The film tells the story of lady pirate Morgan Adams, played by Geena Davis. She spends the film racing to piece together a map to Cutthroat Island before her uncle Dog Adams – played to perfection by a wonderful Frank Langella – beats her to the treasure buried there. Matthew Modine plays the requisite love interest and petty thief who Davis takes on-board to help her decipher the map. Tavern brawls and barrels of gunpowder abound as Davis and Modine attract danger and explosions like buried treasure attracts pirates.
Unfortunately, the plot began to drag and I never really became involved with the characters. Davis’ dialogue was incredibly forced, and she appeared painfully uncomfortable as a tough-girl. Modine was good as comic relief and, thankfully, he never tried to over-step his bounds. He stayed securely comical when he could have tried to emulate Rambo. As mentioned before, Langella was masterful. Dog Adams oozed evil from every pore and this character was the only one I really cared about. Langella lent credibility to every scene he was in.
There’s no doubt, Cutthroat Island is a beautiful film. The scenery is stunning and the director takes advantage of it with swooping camera pans and original angles. You can almost smell the money spent to make this film. Some of the stunts will leave you breathless, and there were more than a few that I’m still trying to figure out. With predictable regularity, every 20 minutes or so there’s a scene designed to gross the audience out – it’s amazing how many things you can do with rotting flesh. Most all the deficiencies in the film, however, are made up for in the climatic battle at sea, which is one of the better action sequences in recent memory.

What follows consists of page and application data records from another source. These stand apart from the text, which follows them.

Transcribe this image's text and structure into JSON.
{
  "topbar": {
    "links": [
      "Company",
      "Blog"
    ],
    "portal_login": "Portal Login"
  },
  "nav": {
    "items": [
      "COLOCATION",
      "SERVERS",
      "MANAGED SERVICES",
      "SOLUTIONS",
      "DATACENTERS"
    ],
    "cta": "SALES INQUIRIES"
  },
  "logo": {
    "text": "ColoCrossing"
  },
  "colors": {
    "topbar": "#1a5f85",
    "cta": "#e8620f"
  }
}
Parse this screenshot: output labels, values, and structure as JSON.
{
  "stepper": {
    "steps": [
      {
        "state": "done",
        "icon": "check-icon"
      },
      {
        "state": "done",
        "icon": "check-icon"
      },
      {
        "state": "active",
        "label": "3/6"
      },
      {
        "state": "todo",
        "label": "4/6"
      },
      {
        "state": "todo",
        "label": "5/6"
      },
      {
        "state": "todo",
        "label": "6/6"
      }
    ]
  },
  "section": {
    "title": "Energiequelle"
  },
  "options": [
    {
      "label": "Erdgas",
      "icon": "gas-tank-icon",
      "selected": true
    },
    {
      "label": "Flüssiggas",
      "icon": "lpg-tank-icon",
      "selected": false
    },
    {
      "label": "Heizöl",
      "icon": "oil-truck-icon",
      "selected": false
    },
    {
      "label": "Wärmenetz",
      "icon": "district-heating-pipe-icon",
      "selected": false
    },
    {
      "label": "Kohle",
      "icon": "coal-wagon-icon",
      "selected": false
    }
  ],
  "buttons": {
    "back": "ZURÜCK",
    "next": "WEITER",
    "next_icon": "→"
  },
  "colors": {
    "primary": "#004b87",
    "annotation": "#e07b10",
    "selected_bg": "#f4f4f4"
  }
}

I spent Cutthroat Island waiting for something to happen that would suck me in and make me care. I was still waiting when the film ended. Fortunately, Cutthroat Island redeems itself in the last 30 minutes…just barely.